__DATASET RECORDS__
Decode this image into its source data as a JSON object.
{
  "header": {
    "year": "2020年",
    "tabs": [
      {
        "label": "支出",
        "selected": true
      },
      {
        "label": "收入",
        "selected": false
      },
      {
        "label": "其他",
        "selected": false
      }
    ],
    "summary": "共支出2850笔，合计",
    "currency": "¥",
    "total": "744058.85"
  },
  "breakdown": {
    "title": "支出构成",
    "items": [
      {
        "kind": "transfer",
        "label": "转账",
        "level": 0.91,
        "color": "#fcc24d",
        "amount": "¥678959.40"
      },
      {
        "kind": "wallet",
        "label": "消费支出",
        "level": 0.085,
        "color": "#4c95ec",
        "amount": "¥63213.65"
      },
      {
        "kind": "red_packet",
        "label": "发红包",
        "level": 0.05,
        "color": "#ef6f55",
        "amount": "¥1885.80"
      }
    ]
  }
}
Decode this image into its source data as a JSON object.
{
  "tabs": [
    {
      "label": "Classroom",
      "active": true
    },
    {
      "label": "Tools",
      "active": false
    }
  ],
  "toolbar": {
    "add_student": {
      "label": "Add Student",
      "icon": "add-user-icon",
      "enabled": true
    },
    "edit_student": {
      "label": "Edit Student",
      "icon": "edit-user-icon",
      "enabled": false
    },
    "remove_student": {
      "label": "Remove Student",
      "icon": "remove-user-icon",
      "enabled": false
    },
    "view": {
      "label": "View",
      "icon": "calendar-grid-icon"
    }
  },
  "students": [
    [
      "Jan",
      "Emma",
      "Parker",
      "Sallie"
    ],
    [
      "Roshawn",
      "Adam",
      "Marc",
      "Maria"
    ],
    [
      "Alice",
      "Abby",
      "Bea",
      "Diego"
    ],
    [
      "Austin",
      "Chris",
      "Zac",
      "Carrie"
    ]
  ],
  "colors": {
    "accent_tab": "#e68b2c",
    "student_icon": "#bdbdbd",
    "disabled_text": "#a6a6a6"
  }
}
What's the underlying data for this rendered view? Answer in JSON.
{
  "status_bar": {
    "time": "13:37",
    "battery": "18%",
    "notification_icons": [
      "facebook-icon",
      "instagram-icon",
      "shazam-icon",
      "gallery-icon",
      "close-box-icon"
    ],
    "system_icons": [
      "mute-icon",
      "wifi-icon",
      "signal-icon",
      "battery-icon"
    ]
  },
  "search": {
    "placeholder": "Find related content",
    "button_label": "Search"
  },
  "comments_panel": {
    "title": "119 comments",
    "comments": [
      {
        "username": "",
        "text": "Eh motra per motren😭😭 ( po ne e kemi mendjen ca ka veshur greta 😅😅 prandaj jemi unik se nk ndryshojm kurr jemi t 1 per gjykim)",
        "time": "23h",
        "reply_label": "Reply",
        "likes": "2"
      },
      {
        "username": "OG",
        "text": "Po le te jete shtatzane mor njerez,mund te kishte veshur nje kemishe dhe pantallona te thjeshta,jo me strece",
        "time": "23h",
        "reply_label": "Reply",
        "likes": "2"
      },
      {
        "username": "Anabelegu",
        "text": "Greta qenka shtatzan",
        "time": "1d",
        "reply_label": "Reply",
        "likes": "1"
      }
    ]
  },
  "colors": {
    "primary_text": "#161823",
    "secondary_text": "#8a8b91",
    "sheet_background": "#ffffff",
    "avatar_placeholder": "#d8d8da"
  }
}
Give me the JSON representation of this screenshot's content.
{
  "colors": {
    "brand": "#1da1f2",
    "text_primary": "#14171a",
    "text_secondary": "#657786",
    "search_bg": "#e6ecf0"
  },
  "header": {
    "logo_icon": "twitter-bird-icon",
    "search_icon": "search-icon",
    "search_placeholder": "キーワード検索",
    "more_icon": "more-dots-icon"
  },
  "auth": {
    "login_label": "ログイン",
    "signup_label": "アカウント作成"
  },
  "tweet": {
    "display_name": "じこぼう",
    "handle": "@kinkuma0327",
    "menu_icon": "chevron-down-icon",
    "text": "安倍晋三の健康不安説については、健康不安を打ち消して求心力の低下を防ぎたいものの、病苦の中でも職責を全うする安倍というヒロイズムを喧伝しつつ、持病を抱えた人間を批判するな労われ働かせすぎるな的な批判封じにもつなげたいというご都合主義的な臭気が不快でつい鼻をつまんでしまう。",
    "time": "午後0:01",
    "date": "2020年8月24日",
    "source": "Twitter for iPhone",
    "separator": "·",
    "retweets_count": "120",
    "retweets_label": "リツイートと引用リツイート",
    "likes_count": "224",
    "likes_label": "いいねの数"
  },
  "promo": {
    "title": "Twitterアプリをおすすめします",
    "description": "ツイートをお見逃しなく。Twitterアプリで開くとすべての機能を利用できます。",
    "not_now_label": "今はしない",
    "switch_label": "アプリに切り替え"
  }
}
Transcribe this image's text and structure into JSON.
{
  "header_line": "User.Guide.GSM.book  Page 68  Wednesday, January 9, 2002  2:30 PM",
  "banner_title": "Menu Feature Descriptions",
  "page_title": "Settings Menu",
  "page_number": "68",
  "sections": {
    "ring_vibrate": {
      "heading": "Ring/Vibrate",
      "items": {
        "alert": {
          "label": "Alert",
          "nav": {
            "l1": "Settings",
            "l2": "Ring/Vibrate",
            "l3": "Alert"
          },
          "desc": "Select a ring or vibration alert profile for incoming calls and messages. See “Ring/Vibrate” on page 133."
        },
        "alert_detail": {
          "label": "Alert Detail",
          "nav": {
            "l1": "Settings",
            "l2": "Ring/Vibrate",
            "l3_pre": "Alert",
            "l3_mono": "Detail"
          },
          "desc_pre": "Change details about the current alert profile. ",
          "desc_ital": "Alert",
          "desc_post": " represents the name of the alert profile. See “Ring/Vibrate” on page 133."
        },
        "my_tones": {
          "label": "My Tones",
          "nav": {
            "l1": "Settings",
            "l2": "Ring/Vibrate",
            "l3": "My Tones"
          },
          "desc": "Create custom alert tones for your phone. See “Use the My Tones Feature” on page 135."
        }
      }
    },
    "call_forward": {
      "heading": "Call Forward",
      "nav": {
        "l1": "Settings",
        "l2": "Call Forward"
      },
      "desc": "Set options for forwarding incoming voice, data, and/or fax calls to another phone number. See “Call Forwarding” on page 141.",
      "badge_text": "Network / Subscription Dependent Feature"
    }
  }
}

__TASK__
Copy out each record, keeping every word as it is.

__RESULT FOR THIS TASK__
Decode this image into its source data as a JSON object.
{
  "header": {
    "year": "2020年",
    "tabs": [
      {
        "label": "支出",
        "selected": true
      },
      {
        "label": "收入",
        "selected": false
      },
      {
        "label": "其他",
        "selected": false
      }
    ],
    "summary": "共支出2850笔，合计",
    "currency": "¥",
    "total": "744058.85"
  },
  "breakdown": {
    "title": "支出构成",
    "items": [
      {
        "kind": "transfer",
        "label": "转账",
        "level": 0.91,
        "color": "#fcc24d",
        "amount": "¥678959.40"
      },
      {
        "kind": "wallet",
        "label": "消费支出",
        "level": 0.085,
        "color": "#4c95ec",
        "amount": "¥63213.65"
      },
      {
        "kind": "red_packet",
        "label": "发红包",
        "level": 0.05,
        "color": "#ef6f55",
        "amount": "¥1885.80"
      }
    ]
  }
}
Decode this image into its source data as a JSON object.
{
  "tabs": [
    {
      "label": "Classroom",
      "active": true
    },
    {
      "label": "Tools",
      "active": false
    }
  ],
  "toolbar": {
    "add_student": {
      "label": "Add Student",
      "icon": "add-user-icon",
      "enabled": true
    },
    "edit_student": {
      "label": "Edit Student",
      "icon": "edit-user-icon",
      "enabled": false
    },
    "remove_student": {
      "label": "Remove Student",
      "icon": "remove-user-icon",
      "enabled": false
    },
    "view": {
      "label": "View",
      "icon": "calendar-grid-icon"
    }
  },
  "students": [
    [
      "Jan",
      "Emma",
      "Parker",
      "Sallie"
    ],
    [
      "Roshawn",
      "Adam",
      "Marc",
      "Maria"
    ],
    [
      "Alice",
      "Abby",
      "Bea",
      "Diego"
    ],
    [
      "Austin",
      "Chris",
      "Zac",
      "Carrie"
    ]
  ],
  "colors": {
    "accent_tab": "#e68b2c",
    "student_icon": "#bdbdbd",
    "disabled_text": "#a6a6a6"
  }
}
What's the underlying data for this rendered view? Answer in JSON.
{
  "status_bar": {
    "time": "13:37",
    "battery": "18%",
    "notification_icons": [
      "facebook-icon",
      "instagram-icon",
      "shazam-icon",
      "gallery-icon",
      "close-box-icon"
    ],
    "system_icons": [
      "mute-icon",
      "wifi-icon",
      "signal-icon",
      "battery-icon"
    ]
  },
  "search": {
    "placeholder": "Find related content",
    "button_label": "Search"
  },
  "comments_panel": {
    "title": "119 comments",
    "comments": [
      {
        "username": "",
        "text": "Eh motra per motren😭😭 ( po ne e kemi mendjen ca ka veshur greta 😅😅 prandaj jemi unik se nk ndryshojm kurr jemi t 1 per gjykim)",
        "time": "23h",
        "reply_label": "Reply",
        "likes": "2"
      },
      {
        "username": "OG",
        "text": "Po le te jete shtatzane mor njerez,mund te kishte veshur nje kemishe dhe pantallona te thjeshta,jo me strece",
        "time": "23h",
        "reply_label": "Reply",
        "likes": "2"
      },
      {
        "username": "Anabelegu",
        "text": "Greta qenka shtatzan",
        "time": "1d",
        "reply_label": "Reply",
        "likes": "1"
      }
    ]
  },
  "colors": {
    "primary_text": "#161823",
    "secondary_text": "#8a8b91",
    "sheet_background": "#ffffff",
    "avatar_placeholder": "#d8d8da"
  }
}
Give me the JSON representation of this screenshot's content.
{
  "colors": {
    "brand": "#1da1f2",
    "text_primary": "#14171a",
    "text_secondary": "#657786",
    "search_bg": "#e6ecf0"
  },
  "header": {
    "logo_icon": "twitter-bird-icon",
    "search_icon": "search-icon",
    "search_placeholder": "キーワード検索",
    "more_icon": "more-dots-icon"
  },
  "auth": {
    "login_label": "ログイン",
    "signup_label": "アカウント作成"
  },
  "tweet": {
    "display_name": "じこぼう",
    "handle": "@kinkuma0327",
    "menu_icon": "chevron-down-icon",
    "text": "安倍晋三の健康不安説については、健康不安を打ち消して求心力の低下を防ぎたいものの、病苦の中でも職責を全うする安倍というヒロイズムを喧伝しつつ、持病を抱えた人間を批判するな労われ働かせすぎるな的な批判封じにもつなげたいというご都合主義的な臭気が不快でつい鼻をつまんでしまう。",
    "time": "午後0:01",
    "date": "2020年8月24日",
    "source": "Twitter for iPhone",
    "separator": "·",
    "retweets_count": "120",
    "retweets_label": "リツイートと引用リツイート",
    "likes_count": "224",
    "likes_label": "いいねの数"
  },
  "promo": {
    "title": "Twitterアプリをおすすめします",
    "description": "ツイートをお見逃しなく。Twitterアプリで開くとすべての機能を利用できます。",
    "not_now_label": "今はしない",
    "switch_label": "アプリに切り替え"
  }
}
Transcribe this image's text and structure into JSON.
{
  "header_line": "User.Guide.GSM.book  Page 68  Wednesday, January 9, 2002  2:30 PM",
  "banner_title": "Menu Feature Descriptions",
  "page_title": "Settings Menu",
  "page_number": "68",
  "sections": {
    "ring_vibrate": {
      "heading": "Ring/Vibrate",
      "items": {
        "alert": {
          "label": "Alert",
          "nav": {
            "l1": "Settings",
            "l2": "Ring/Vibrate",
            "l3": "Alert"
          },
          "desc": "Select a ring or vibration alert profile for incoming calls and messages. See “Ring/Vibrate” on page 133."
        },
        "alert_detail": {
          "label": "Alert Detail",
          "nav": {
            "l1": "Settings",
            "l2": "Ring/Vibrate",
            "l3_pre": "Alert",
            "l3_mono": "Detail"
          },
          "desc_pre": "Change details about the current alert profile. ",
          "desc_ital": "Alert",
          "desc_post": " represents the name of the alert profile. See “Ring/Vibrate” on page 133."
        },
        "my_tones": {
          "label": "My Tones",
          "nav": {
            "l1": "Settings",
            "l2": "Ring/Vibrate",
            "l3": "My Tones"
          },
          "desc": "Create custom alert tones for your phone. See “Use the My Tones Feature” on page 135."
        }
      }
    },
    "call_forward": {
      "heading": "Call Forward",
      "nav": {
        "l1": "Settings",
        "l2": "Call Forward"
      },
      "desc": "Set options for forwarding incoming voice, data, and/or fax calls to another phone number. See “Call Forwarding” on page 141.",
      "badge_text": "Network / Subscription Dependent Feature"
    }
  }
}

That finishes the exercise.